epithelial cells may express more than one pair.

According to new nomenclature, keratins are divided into three expression groups:
keratins of simple epithelia
keratins of stratified epithelia
and structural keratins, also called hard keratins.
The latest are found in skin appendages such as hair and nails.
Intermediate Filaments
is the most abundant intermediate
Vimentin filament found in all mesoderm-
derived cells, including fibroblasts.

Class 3 Desmin is characteristic of muscle cells

Glial fibrillary acidic is found in glial cells (highly specific

protein (GFAP) for astrocytes)

is found in many peripheral nerve

Peripherin cells

with the exception of desmin, preferentially form homopolymeric filaments containing only one
type of intermediate protein.
Intermediate Filaments

Class 4. Historically this group has been called neurofilaments.

They contain intermediate filament proteins that are expressed mostly in axons of nerve

The three types of neurofilament proteins are of different molecular weights:

NF-L (a low-weight protein)
NF-M (a medium- weight protein)
NF-H (a high-weight protein).

Form heterodimer that contains one NF-L + one of the others. All three proteins form
neurofilamentsthat extend from the cell body into the ends of axons and dendrites.
Intermediate Filaments

Class 5. Lamins, specifically nuclear lamins, form a network-like structure that is associated with
the nuclear envelope.
Lamins are represented by two types of proteins, lamin A and lamin B.
are located within the nucleoplasm of almost all differentiated cells in the body

Class 6. This is a lens-specific group of intermediate filament, or beaded filaments

containing two proteins, phakinin and filensin.
The periodic beadlike surface appearance of these filaments is attributed to the globular structure
of the carboxy-terminus of the filensin molecule.

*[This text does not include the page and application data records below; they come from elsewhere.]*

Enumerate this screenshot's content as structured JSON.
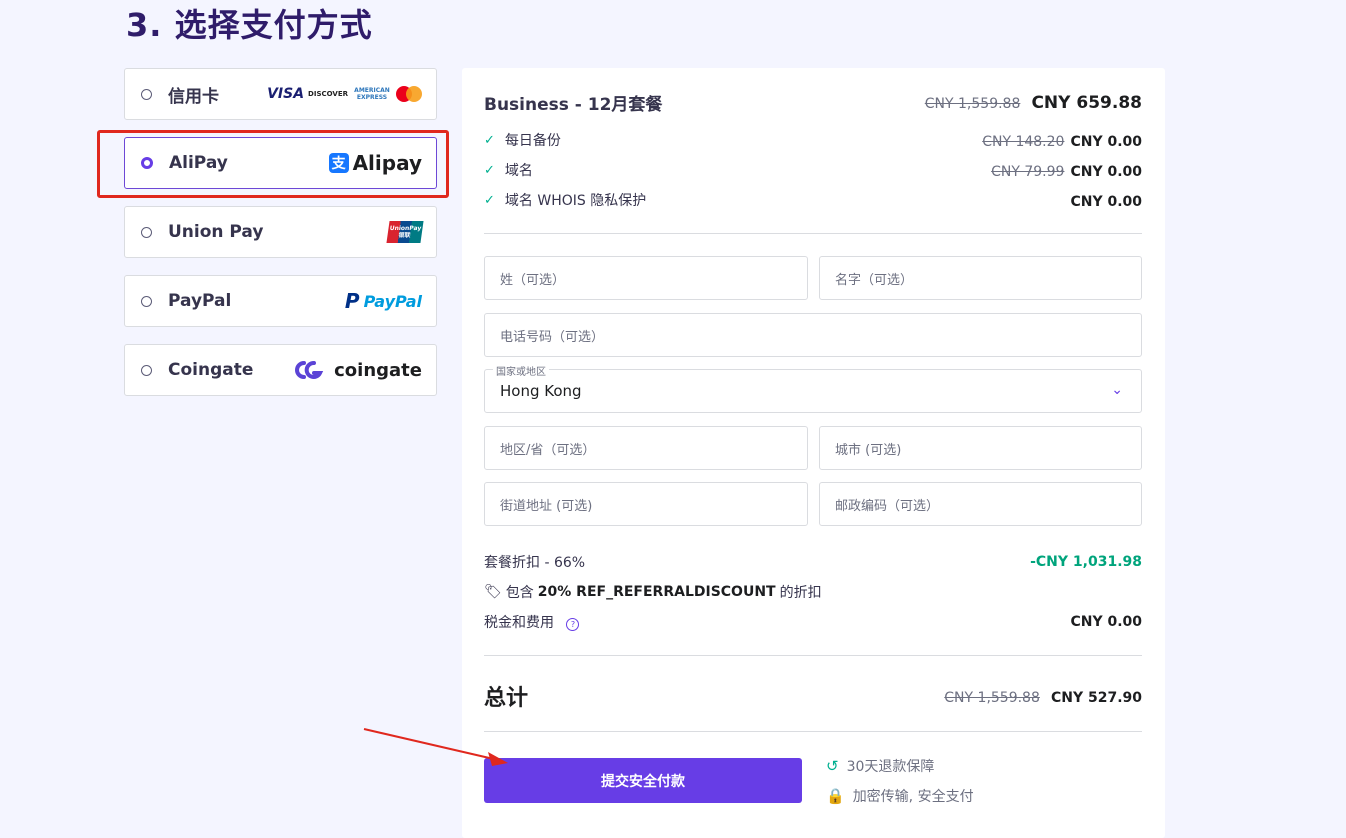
{
  "page_title": "3. 选择支付方式",
  "payment_methods": [
    {
      "label": "信用卡",
      "selected": false,
      "logos": [
        "VISA",
        "DISCOVER",
        "AMERICAN EXPRESS",
        "mastercard-icon"
      ]
    },
    {
      "label": "AliPay",
      "selected": true,
      "logos": [
        "Alipay"
      ]
    },
    {
      "label": "Union Pay",
      "selected": false,
      "logos": [
        "UnionPay 银联"
      ]
    },
    {
      "label": "PayPal",
      "selected": false,
      "logos": [
        "PayPal"
      ]
    },
    {
      "label": "Coingate",
      "selected": false,
      "logos": [
        "coingate"
      ]
    }
  ],
  "order": {
    "plan_name": "Business - 12月套餐",
    "plan_old_price": "CNY 1,559.88",
    "plan_price": "CNY 659.88",
    "features": [
      {
        "label": "每日备份",
        "old_price": "CNY 148.20",
        "price": "CNY 0.00"
      },
      {
        "label": "域名",
        "old_price": "CNY 79.99",
        "price": "CNY 0.00"
      },
      {
        "label": "域名 WHOIS 隐私保护",
        "old_price": "",
        "price": "CNY 0.00"
      }
    ]
  },
  "form": {
    "last_name_placeholder": "姓（可选）",
    "first_name_placeholder": "名字（可选）",
    "phone_placeholder": "电话号码（可选）",
    "country_label": "国家或地区",
    "country_value": "Hong Kong",
    "region_placeholder": "地区/省（可选）",
    "city_placeholder": "城市 (可选)",
    "street_placeholder": "街道地址 (可选)",
    "zip_placeholder": "邮政编码（可选）"
  },
  "summary": {
    "discount_label": "套餐折扣 - 66%",
    "discount_value": "-CNY 1,031.98",
    "coupon_prefix": "包含",
    "coupon_code": "20% REF_REFERRALDISCOUNT",
    "coupon_suffix": "的折扣",
    "tax_label": "税金和费用",
    "tax_value": "CNY 0.00",
    "total_label": "总计",
    "total_old": "CNY 1,559.88",
    "total_value": "CNY 527.90"
  },
  "submit_label": "提交安全付款",
  "guarantees": [
    "30天退款保障",
    "加密传输, 安全支付"
  ],
  "colors": {
    "accent": "#673de6",
    "success": "#00b090",
    "highlight": "#e0281e"
  }
}
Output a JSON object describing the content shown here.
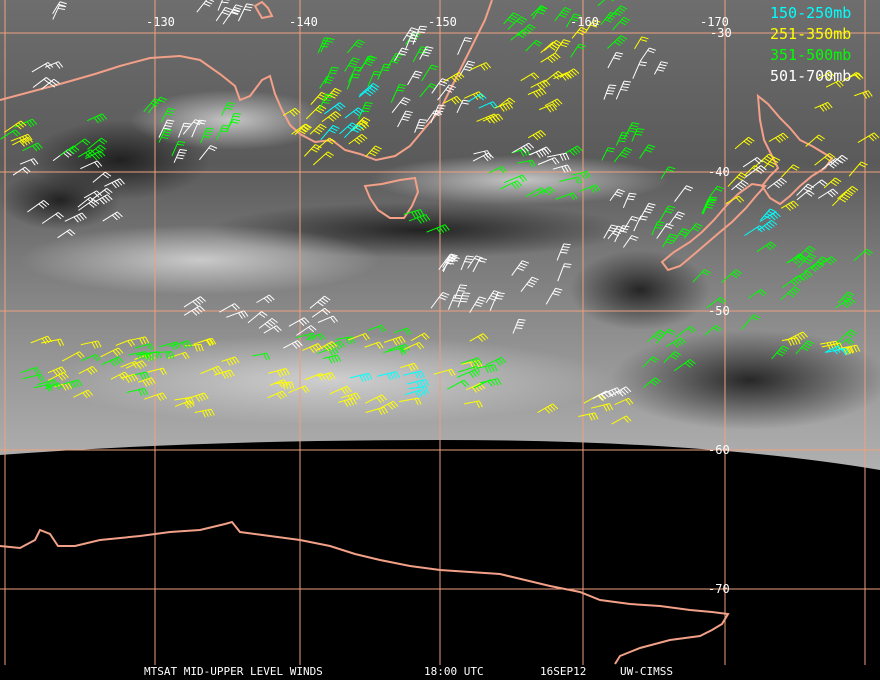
{
  "legend": [
    {
      "label": "150-250mb",
      "color": "#00ffff"
    },
    {
      "label": "251-350mb",
      "color": "#ffff00"
    },
    {
      "label": "351-500mb",
      "color": "#00ff00"
    },
    {
      "label": "501-700mb",
      "color": "#ffffff"
    }
  ],
  "longitude_labels": [
    "-130",
    "-140",
    "-150",
    "-160",
    "-170"
  ],
  "latitude_labels": [
    "-30",
    "-40",
    "-50",
    "-60",
    "-70"
  ],
  "footer": {
    "product": "MTSAT MID-UPPER LEVEL WINDS",
    "time": "18:00 UTC",
    "date": "16SEP12",
    "credit": "UW-CIMSS"
  },
  "colors": {
    "grid": "#f0a080",
    "coastline": "#f2a088",
    "background_space": "#000000"
  }
}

they function in chromatin organization, gene expression, nuclear architecture, and cell signaling
and provide an essential link between the nucleoskeleton and cytoskeleton of the cell.